A vision of where the Black freedom movement could take us.
James Baldwin once urged activists and revolutionaries to demand the impossible. We must not only demand the impossible — we must fight to make it real.
The following letter is written as if from the future, addressed to ourselves — the ancestors we will one day become. It is grounded in the goals of Black liberation, which we view as a quest for human liberation, and it dares to imagine a world beyond racial monopoly capitalism, heteropatriarchy, war and colonialism.
This letter is not intended as a manifesto or a pie in the sky, but as a small glimpse of impossible possibility.
We write to you from the east coast of Turtle Island. The landscape and built environment look different now. You would not even recognize it. There are accessibility paths and green areas everywhere. The earth can breathe and everyone can move freely, no matter how they move.
We want you to know first and foremost that you are with us every day. Your presence permeates the new history books we have written, but more importantly, we pay tribute to you in the ways in which we are repairing and acting as stewards of the land, the rivers, the birds and the wildlife. Your beauty flows through the clean skies and waterways— luxuries you were denied in your time. We have many holidays and celebrations where we remember and honor you. August 10 is Pueblo Revolt Day. December 13 is Ella Baker Day. (Just two examples.)
After discussion, debate, reflection and compromise, we have begun to develop new systems and ways of being together that reflect our shared goals and values.

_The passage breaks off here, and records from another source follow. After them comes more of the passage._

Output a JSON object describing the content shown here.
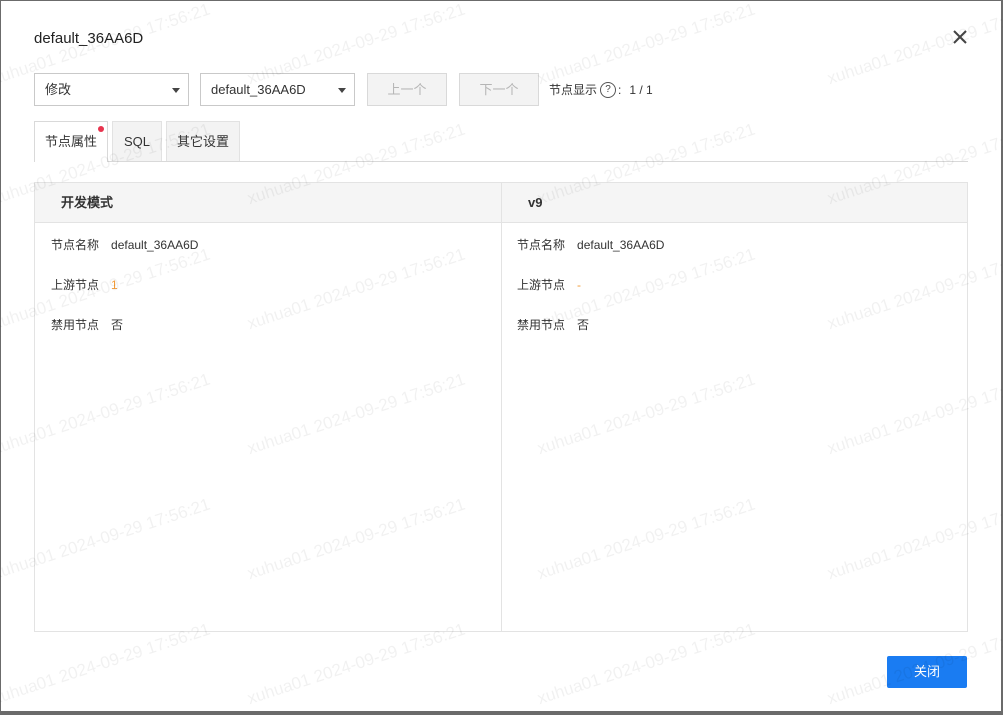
{
  "dialog": {
    "title": "default_36AA6D",
    "close_icon": "close-icon"
  },
  "toolbar": {
    "change_type_select": "修改",
    "node_select": "default_36AA6D",
    "prev_button": "上一个",
    "next_button": "下一个",
    "node_display_label": "节点显示",
    "help_icon": "question-circle-icon",
    "help_glyph": "?",
    "colon": ":",
    "node_count": "1 / 1"
  },
  "tabs": [
    {
      "label": "节点属性",
      "active": true,
      "has_dot": true
    },
    {
      "label": "SQL",
      "active": false
    },
    {
      "label": "其它设置",
      "active": false
    }
  ],
  "compare": {
    "left": {
      "header": "开发模式",
      "rows": [
        {
          "label": "节点名称",
          "value": "default_36AA6D"
        },
        {
          "label": "上游节点",
          "value": "1"
        },
        {
          "label": "禁用节点",
          "value": "否"
        }
      ]
    },
    "right": {
      "header": "v9",
      "rows": [
        {
          "label": "节点名称",
          "value": "default_36AA6D"
        },
        {
          "label": "上游节点",
          "value": "-"
        },
        {
          "label": "禁用节点",
          "value": "否"
        }
      ]
    }
  },
  "footer": {
    "close_button": "关闭"
  },
  "watermark": {
    "text": "xuhua01 2024-09-29 17:56:21"
  },
  "colors": {
    "primary": "#1a7cf2",
    "highlight": "#f29b38",
    "dot": "#e8344e"
  }
}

The challenge we tackled, which so many of our ancestors fought for, is education. For our new society, education goes beyond the “schoolhouse” and the “campus.” And there are no barriers that exclude anyone from learning. Teaching and learning go on everywhere, with billboards, songs and television commercials that teach, rather than sell. And rather than excluding anyone from education, or labeling some of our precious children “smart” and others “not smart,” we recognize all are geniuses. It is the job of learning coaches and co-learners to help them find that genius — and to apply it to the needs of the community and society.
And guess what? We no longer work 10 or 12 hours a day. So many of you worked day and night just to survive. We know about struggles like the “Fight for 15” and the fight for the eight-hour day. But now we work less and live more. The technology that was previously deployed in service of profit, creating obscene amounts of individual wealth, now saves us time that we invest in ourselves and one another and the planet.
Plumbers are dancers. Transport workers are poets. Doctors are potters.
We have also begun to rethink work in other ways. Arduous but necessary work is made more enjoyable with extra time off, community appreciation and the knowledge that the burden is shared.
Today, we celebrate love in all of its forms and expressions. Our queer and trans family have taught us to let go of rigid gender roles, narrow-minded and patriarchal notions of family, and beauty and pleasure. We are happier as a people. And freedom is not simply freedom to do as we please, but freedom to serve, help, contribute, build and dance together.
With all that we have improved, we don’t want to give the false impression that we live in some kind of la-la land. There are still struggles to be waged. Human beings still hurt each other and succumb to their less beautiful selves.
But we don’t have wannabe tough guys running around in uniforms waving guns and shooting people. As sites of conflict resolution, we have built freedom squares in every city and town. When problems do arise, we go to the freedom squares; people can be safe there. They can get comfort and support. Trouble-busting teams are ready to strategize to de-escalate or resolve a grievance. Decisions are collectively made — but according to a set of principles, values and priorities we have all set together.
And we have settled on the notion that freedom is not primarily individual freedom. Sometimes we have to sacrifice some of our wants as individuals so that others can have what they need. This was a big hurdle, but we argued, debated, sang, shouted, meditated and negotiated our way to consensus.
We hope this short letter, filled with love and an ever-expanding set of dreams, gives you, our beloved ancestors, a glimpse into the future we are creating — in your honor, on ground you plotted and plowed. We hope you can visualize this future, in its fabulousness and its flaws.
Know that it is not perfect. It is not a utopia. Revolutions are not events, but processes.
We are honored to have come this far, through hard struggle and determined dreaming, and we know we have much farther to go, each generation doing its part. For now, and for the fifty years to follow, you will be with us.
To build a new future is as much about memory as imagination. Day by day, we are making the impossible possible. Then daring to dream even bigger.
Barbara Ransby is a professor of history at the University of Illinois-Chicago and the author of Ella Baker and the Black Freedom Movement: A Radical Democratic Vision. She is a longtime activist and a founder of the group Ella’s Daughters. Most recently she works with the growing Movement for Black Lives and The Rising Majority